— Task item —
Show every line below where "month" can be found.

Records excerpted from a collection:
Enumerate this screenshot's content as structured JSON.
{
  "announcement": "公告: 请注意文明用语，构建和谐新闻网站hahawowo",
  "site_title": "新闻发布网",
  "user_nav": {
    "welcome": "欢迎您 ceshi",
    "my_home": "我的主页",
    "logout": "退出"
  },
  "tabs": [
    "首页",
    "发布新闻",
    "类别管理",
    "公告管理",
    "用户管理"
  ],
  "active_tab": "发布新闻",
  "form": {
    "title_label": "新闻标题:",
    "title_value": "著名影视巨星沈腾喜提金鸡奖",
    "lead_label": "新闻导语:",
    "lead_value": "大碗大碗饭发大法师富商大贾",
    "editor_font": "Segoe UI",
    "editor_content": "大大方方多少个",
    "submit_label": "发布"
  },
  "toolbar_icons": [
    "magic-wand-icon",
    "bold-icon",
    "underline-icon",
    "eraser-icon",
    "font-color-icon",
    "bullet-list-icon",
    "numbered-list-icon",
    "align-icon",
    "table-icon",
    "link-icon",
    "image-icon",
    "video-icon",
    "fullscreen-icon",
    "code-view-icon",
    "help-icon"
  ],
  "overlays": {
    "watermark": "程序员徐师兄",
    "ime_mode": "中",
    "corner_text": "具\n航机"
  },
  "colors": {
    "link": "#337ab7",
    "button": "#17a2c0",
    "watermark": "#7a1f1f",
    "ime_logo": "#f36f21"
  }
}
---
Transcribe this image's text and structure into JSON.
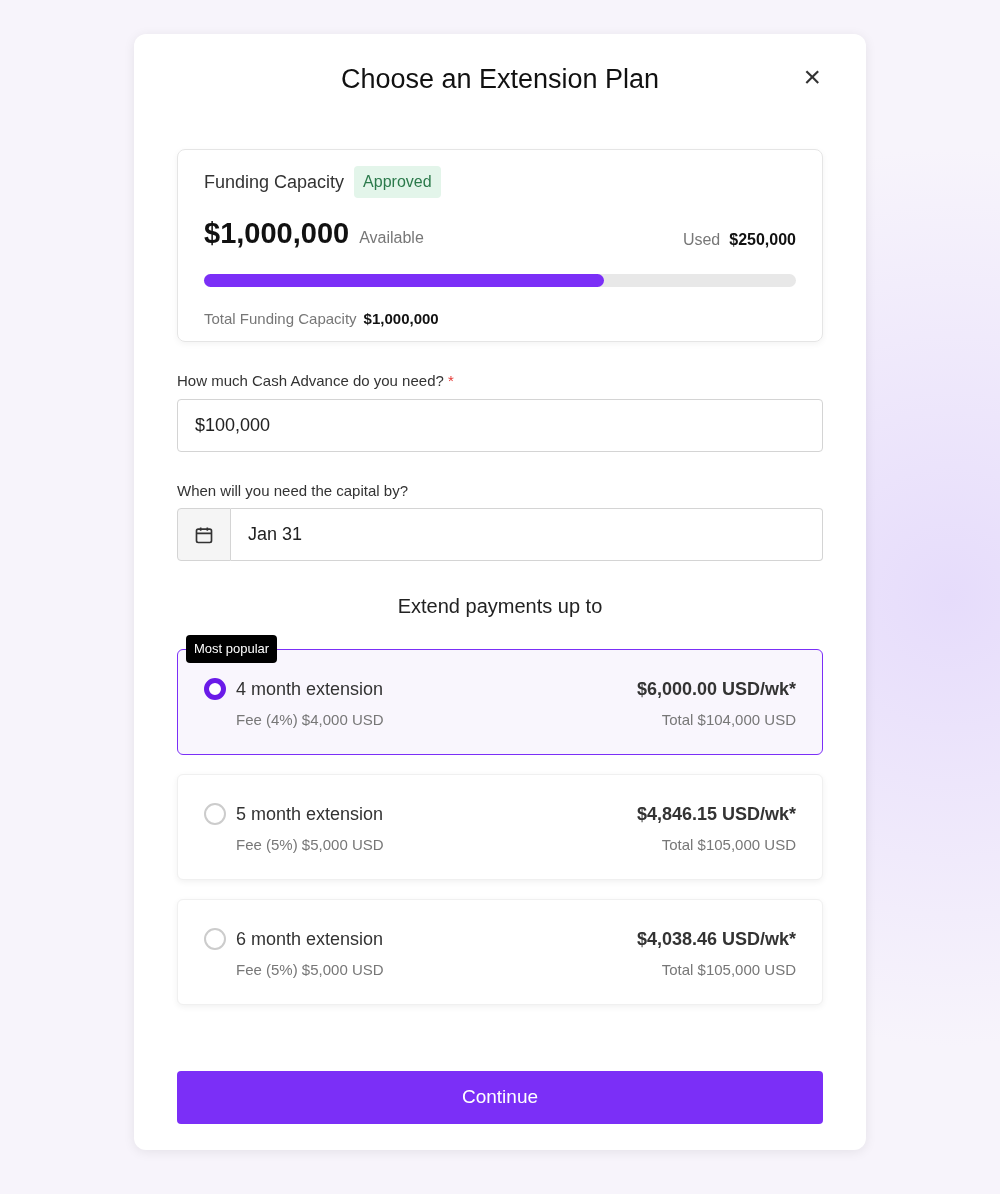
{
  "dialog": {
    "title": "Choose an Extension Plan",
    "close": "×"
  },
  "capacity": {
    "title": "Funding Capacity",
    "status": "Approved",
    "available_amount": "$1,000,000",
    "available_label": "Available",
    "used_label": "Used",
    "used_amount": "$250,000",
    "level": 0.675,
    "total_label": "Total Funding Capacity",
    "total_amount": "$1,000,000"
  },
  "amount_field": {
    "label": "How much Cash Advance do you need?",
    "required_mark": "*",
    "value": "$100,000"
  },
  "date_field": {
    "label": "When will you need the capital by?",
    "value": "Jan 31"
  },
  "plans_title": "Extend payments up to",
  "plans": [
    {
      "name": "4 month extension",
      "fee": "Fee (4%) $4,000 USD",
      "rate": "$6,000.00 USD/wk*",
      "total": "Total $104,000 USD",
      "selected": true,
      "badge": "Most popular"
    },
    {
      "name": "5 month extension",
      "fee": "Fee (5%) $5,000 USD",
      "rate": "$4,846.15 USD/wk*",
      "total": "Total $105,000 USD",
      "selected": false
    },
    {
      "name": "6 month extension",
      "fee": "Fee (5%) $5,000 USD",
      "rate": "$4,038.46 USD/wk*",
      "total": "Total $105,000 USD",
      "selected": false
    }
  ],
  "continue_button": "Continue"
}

— Solution for this problem —
      "name": "4 month extension",
      "name": "5 month extension",
      "name": "6 month extension",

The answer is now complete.